The cistern (excavated depth c. 3 m; Figs. 2–4) was rock-hewn and its opening was irregular; it appears as though the quarrymen utilized a natural fissure in the bedrock. The cistern included a short shaft (depth 0.7 m) that led to an irregular shaped cavity (c. 4 × 5 m). The walls of the cistern were treated with gray plaster. The cistern was filled to the top with alluvium containing jars (Fig. 5:1, 2) from the Hellenistic period, cooking pots (Fig. 5:3, 4) from the Roman period and a bowl (Fig. 5:5), kraters (Fig. 5:6, 7), cooking pots (Fig. 5:8) and a jar (Fig. 5:9) from the Byzantine period.
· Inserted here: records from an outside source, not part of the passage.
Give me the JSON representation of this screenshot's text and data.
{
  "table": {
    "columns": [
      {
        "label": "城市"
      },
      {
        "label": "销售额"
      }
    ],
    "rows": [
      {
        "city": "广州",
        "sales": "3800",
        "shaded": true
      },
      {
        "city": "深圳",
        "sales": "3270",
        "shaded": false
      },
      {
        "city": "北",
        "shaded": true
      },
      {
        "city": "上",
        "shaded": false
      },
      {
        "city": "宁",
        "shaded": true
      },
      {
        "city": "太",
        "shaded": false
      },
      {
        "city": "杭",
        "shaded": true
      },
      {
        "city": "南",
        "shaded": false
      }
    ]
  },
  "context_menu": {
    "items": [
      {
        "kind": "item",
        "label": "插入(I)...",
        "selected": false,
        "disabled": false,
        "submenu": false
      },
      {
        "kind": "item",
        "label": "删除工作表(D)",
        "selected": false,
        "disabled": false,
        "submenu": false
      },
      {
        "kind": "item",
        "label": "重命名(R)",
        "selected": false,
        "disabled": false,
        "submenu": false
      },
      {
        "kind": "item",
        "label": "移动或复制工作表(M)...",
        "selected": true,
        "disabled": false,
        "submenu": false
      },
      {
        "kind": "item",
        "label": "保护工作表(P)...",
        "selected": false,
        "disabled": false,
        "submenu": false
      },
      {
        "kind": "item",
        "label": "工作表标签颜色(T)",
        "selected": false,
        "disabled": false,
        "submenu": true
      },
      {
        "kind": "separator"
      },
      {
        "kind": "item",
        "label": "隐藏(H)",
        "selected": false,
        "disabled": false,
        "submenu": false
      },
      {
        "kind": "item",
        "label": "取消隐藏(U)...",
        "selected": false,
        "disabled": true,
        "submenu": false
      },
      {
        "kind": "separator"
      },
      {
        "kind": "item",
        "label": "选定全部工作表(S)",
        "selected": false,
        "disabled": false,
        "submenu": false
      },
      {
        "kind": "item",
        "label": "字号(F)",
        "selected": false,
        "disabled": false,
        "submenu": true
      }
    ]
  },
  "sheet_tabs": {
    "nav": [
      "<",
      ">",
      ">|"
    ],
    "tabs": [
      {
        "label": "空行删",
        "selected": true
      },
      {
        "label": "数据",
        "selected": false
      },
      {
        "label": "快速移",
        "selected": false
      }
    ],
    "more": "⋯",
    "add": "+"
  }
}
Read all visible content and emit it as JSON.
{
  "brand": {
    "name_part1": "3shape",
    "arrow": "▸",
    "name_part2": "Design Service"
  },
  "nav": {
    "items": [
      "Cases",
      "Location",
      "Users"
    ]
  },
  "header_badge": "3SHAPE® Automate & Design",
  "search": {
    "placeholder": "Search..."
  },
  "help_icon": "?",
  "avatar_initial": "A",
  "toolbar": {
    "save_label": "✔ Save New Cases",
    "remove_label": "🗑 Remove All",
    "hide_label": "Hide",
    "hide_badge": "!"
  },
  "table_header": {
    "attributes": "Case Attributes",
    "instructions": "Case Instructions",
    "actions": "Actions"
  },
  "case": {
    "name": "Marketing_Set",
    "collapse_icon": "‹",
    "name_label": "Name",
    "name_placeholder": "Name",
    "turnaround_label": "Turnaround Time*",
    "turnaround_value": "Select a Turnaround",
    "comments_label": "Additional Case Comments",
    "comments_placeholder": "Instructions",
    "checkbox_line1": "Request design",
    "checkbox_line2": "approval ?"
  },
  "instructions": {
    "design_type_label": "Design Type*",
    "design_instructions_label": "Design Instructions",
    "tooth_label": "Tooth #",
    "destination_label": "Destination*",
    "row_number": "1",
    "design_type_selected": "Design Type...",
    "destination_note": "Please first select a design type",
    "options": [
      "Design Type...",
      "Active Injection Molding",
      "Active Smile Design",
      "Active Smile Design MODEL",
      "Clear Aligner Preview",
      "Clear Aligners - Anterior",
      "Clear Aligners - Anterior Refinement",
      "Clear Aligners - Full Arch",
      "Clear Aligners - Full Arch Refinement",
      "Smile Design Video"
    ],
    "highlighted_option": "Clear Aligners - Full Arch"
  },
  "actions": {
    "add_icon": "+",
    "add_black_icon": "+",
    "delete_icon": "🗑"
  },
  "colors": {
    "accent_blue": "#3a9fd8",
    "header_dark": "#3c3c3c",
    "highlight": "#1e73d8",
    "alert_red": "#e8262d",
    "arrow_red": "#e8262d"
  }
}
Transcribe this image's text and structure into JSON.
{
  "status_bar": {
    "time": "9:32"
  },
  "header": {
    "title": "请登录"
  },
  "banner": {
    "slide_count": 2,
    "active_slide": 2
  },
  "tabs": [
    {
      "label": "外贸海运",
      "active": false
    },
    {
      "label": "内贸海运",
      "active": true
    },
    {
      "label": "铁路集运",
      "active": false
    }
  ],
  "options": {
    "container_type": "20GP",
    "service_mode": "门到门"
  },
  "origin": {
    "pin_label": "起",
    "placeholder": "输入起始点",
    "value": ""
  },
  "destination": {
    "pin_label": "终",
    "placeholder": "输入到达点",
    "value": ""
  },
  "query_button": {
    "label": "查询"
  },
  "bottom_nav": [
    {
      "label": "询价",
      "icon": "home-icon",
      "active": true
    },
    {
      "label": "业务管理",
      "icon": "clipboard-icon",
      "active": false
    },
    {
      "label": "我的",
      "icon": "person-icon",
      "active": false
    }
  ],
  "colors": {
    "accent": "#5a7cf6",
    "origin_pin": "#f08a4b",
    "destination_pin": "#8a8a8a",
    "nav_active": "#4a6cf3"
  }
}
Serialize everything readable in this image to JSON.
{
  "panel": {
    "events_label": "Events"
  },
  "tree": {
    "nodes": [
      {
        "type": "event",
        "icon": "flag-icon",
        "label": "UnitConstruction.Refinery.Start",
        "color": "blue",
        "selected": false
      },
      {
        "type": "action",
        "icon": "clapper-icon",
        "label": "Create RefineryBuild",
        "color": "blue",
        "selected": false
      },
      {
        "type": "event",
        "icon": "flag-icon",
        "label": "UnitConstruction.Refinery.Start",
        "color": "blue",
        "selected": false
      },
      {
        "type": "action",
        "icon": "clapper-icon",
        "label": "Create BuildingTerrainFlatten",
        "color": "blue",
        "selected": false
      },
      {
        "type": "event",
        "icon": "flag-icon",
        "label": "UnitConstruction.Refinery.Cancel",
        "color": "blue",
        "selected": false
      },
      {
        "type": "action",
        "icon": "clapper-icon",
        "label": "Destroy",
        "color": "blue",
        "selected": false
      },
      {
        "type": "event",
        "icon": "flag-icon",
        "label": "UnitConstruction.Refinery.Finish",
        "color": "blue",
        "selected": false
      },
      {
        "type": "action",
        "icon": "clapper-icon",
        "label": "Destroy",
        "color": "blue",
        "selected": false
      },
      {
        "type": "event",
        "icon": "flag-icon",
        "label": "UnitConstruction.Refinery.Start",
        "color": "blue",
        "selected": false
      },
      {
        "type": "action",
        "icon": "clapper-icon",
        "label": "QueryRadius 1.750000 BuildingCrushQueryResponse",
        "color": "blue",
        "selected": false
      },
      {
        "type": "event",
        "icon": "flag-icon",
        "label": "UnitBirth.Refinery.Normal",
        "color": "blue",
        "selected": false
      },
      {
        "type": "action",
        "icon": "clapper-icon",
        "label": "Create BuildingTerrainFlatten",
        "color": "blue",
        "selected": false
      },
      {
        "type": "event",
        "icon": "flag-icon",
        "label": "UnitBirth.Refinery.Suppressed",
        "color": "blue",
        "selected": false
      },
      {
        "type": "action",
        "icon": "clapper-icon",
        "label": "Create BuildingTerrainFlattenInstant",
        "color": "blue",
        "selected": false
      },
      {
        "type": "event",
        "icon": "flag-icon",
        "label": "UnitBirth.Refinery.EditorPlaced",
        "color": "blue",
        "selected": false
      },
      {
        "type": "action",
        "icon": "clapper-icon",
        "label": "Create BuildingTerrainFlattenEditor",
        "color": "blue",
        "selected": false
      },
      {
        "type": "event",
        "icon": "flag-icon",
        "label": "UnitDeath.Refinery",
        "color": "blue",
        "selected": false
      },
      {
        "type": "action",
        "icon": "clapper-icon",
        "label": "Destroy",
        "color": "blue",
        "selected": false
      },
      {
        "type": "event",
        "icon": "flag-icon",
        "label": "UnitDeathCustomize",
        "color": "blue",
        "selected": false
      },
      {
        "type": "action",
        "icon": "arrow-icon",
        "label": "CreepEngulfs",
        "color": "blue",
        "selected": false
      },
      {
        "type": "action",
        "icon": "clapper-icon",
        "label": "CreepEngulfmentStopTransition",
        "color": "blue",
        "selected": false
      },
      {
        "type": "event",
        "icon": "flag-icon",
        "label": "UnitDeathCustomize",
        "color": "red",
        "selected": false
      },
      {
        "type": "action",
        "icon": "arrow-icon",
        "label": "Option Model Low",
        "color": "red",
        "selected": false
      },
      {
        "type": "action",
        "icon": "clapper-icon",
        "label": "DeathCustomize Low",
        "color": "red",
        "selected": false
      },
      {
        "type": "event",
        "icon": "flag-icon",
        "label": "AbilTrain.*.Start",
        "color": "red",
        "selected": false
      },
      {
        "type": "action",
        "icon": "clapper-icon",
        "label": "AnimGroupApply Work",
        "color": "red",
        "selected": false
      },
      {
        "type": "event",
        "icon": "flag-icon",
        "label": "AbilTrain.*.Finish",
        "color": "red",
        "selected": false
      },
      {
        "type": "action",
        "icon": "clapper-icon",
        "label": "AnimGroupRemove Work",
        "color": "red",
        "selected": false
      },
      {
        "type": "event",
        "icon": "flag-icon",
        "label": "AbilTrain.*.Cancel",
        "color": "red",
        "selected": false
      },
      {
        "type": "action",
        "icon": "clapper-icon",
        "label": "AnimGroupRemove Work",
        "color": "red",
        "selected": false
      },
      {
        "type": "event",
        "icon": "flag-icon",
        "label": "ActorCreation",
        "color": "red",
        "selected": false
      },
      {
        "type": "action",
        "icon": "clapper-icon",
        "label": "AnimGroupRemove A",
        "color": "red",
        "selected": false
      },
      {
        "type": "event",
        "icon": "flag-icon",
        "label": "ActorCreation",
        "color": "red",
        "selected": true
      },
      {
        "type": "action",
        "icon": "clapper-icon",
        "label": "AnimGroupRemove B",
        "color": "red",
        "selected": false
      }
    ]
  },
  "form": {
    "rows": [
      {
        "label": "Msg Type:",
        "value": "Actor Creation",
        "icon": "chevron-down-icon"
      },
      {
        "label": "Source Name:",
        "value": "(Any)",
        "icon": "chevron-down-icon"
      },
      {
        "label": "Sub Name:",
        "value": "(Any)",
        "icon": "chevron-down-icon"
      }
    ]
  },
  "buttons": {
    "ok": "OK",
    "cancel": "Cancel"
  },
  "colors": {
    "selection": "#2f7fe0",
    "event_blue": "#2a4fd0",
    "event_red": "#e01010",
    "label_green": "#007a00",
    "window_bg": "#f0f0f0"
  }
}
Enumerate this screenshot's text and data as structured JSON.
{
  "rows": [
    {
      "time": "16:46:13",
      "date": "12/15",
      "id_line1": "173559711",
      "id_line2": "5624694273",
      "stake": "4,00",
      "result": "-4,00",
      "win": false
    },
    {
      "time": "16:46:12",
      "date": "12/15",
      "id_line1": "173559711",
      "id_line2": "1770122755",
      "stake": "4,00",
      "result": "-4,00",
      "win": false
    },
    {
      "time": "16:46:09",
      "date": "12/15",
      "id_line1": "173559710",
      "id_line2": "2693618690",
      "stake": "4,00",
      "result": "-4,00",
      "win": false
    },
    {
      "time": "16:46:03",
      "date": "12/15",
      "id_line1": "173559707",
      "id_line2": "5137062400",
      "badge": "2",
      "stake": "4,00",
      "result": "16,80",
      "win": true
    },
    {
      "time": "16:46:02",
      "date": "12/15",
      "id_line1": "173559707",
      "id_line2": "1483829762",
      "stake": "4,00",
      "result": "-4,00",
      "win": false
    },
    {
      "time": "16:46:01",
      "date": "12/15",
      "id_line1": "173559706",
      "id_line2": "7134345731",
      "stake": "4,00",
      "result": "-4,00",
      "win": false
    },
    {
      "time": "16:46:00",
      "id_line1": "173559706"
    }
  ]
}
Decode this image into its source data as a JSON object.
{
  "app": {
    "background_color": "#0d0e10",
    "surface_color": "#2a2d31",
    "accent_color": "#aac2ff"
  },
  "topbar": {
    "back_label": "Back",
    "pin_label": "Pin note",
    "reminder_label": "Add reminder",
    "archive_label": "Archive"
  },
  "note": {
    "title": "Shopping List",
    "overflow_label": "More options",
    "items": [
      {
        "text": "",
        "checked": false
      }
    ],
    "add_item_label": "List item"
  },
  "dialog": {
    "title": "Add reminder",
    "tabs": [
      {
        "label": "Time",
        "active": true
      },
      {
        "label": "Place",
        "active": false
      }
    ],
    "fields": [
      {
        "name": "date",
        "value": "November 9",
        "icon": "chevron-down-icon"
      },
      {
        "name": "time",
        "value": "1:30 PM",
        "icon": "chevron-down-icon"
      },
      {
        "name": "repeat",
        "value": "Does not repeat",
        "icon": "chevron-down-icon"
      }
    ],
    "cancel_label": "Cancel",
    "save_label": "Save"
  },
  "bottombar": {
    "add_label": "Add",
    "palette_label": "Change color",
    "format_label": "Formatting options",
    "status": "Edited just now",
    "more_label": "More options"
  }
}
The winepress (Figs 6, 7) consisted of a treading floor (L200; 2.6 × 3.2 m) and a collecting vat (L201; 1 × 2 m, depth 0.7 m; Fig. 8), both of which were rectangular and connected by way of a short channel. The floor was carelessly hewn and slanted gently to the collecting vat in the east; the northern part of the floor was not preserved. Pottery sherds from the Roman period were found in the alluvium overlying the winepress, and sherds ascribed to the Iron Age were discovered on the bottom of the collecting vat.